Another strategy involves allowing your child to spend some time on a computer playing math games. The computer can be a wonderful resource that supports math and other subject area skills. Software is available that will measure a child's math skill level.
Elementary teachers and parents play the biggest role in a child's mathematical development, especially from Kindergarten through Fourth Grade. Time spent in school learning math or not learning math can never be replaced. Parents should make sure the elementary math teacher is knowledgeable and is a good teacher.
I have observed teachers who really challenge their students to achieve higher order thinking These teachers take their students as early as the Second Grade and teach them how to add, subtract, multiply and divide using only their bran. We call this Mental Math. When I observed a Second Grade Class that had their students mentally answering math computation questions, I put my own son in that class. Shortly after being enrolled, He, too, learned how to do Mental Math. From that point on, math was my son's best subject. Teachers can really make a difference and parents can help affect change.

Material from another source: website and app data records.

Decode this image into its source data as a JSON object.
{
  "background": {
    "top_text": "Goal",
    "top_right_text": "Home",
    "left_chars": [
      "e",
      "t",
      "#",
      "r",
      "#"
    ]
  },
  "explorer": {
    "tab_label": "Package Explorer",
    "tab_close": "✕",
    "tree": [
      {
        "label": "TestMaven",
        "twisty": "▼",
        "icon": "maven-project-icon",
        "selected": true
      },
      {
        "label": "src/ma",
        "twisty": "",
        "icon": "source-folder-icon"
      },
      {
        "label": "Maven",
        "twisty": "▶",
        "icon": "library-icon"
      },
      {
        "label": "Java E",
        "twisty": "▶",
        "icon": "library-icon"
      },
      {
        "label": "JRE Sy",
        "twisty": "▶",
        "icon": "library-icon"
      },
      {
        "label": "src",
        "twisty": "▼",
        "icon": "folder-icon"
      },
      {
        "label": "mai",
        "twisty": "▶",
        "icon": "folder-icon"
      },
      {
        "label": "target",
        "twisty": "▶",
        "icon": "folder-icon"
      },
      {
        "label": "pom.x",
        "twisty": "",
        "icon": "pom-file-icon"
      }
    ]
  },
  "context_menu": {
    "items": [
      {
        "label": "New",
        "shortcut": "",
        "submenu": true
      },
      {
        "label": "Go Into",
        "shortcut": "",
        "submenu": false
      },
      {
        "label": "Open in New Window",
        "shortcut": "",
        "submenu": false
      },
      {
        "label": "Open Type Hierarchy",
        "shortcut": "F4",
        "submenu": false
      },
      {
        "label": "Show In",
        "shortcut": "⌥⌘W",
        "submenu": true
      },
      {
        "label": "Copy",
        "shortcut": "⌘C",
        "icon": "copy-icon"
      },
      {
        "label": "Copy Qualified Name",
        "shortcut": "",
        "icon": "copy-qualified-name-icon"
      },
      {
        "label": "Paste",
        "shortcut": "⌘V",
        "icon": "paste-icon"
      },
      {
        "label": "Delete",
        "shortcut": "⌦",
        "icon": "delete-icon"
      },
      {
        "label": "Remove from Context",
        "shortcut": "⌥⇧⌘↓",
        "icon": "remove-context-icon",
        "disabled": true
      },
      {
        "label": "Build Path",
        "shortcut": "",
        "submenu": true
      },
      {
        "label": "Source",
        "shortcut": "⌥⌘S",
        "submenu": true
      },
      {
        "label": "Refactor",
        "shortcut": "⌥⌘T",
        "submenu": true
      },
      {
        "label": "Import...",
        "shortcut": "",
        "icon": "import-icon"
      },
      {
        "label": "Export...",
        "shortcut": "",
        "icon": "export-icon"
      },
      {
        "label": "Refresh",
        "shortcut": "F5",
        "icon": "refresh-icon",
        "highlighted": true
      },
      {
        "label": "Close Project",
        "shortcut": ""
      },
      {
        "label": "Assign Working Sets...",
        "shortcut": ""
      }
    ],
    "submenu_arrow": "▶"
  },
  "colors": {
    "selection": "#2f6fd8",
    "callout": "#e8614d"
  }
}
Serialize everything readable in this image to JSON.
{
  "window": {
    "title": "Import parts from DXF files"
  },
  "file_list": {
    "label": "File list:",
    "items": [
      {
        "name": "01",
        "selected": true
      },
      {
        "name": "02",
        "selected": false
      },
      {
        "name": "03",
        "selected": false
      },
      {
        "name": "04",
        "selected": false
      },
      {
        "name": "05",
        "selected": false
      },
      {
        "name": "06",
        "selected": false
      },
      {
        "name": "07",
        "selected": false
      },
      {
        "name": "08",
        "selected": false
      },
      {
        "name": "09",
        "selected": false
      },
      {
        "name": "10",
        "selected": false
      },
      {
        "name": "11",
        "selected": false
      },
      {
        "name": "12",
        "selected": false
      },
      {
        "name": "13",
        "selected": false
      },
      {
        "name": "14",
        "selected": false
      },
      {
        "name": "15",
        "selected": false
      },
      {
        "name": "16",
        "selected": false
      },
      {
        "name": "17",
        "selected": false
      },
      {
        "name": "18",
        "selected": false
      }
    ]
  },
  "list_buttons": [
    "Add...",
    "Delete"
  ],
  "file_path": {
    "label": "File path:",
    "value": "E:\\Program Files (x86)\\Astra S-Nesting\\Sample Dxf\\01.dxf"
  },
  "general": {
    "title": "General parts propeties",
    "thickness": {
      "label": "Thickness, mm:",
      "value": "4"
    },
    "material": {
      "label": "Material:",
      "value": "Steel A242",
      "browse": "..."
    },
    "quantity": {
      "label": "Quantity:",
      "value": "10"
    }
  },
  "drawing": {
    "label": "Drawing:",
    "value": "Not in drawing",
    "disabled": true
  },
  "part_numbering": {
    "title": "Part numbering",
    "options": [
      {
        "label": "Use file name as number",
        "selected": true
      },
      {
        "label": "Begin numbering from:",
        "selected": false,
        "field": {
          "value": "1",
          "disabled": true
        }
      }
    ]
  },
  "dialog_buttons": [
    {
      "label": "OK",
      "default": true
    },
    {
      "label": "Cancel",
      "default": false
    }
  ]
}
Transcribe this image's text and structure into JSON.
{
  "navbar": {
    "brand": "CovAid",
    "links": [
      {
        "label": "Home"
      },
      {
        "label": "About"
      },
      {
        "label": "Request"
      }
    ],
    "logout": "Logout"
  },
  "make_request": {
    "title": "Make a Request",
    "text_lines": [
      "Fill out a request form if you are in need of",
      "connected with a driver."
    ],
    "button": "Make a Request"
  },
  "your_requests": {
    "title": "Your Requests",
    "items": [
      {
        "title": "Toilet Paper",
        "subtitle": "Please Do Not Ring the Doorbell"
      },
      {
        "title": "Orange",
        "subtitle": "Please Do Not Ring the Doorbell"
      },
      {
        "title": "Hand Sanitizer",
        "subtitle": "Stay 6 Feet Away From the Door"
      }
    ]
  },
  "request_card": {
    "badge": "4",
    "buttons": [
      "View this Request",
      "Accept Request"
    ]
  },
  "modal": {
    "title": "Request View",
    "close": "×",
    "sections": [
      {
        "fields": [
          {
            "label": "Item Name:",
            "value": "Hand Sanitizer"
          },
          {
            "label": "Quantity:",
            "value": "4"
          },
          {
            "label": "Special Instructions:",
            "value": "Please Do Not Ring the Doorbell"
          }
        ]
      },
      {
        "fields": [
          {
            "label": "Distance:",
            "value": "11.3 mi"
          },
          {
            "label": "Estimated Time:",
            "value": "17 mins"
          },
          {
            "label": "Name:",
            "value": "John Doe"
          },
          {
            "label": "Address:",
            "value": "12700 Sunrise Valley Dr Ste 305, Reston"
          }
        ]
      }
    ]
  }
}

Learning centers provide many opportunities for integrated learning. While playing in an imaginary grocery store, children learn math through the use of numbers and prices, literacy by recognize familiar labels on foods and develop social skills through role play as the shopper, cashier or manager and develop their physical skills by learning how to arrange cans and groceries in make-up shelves.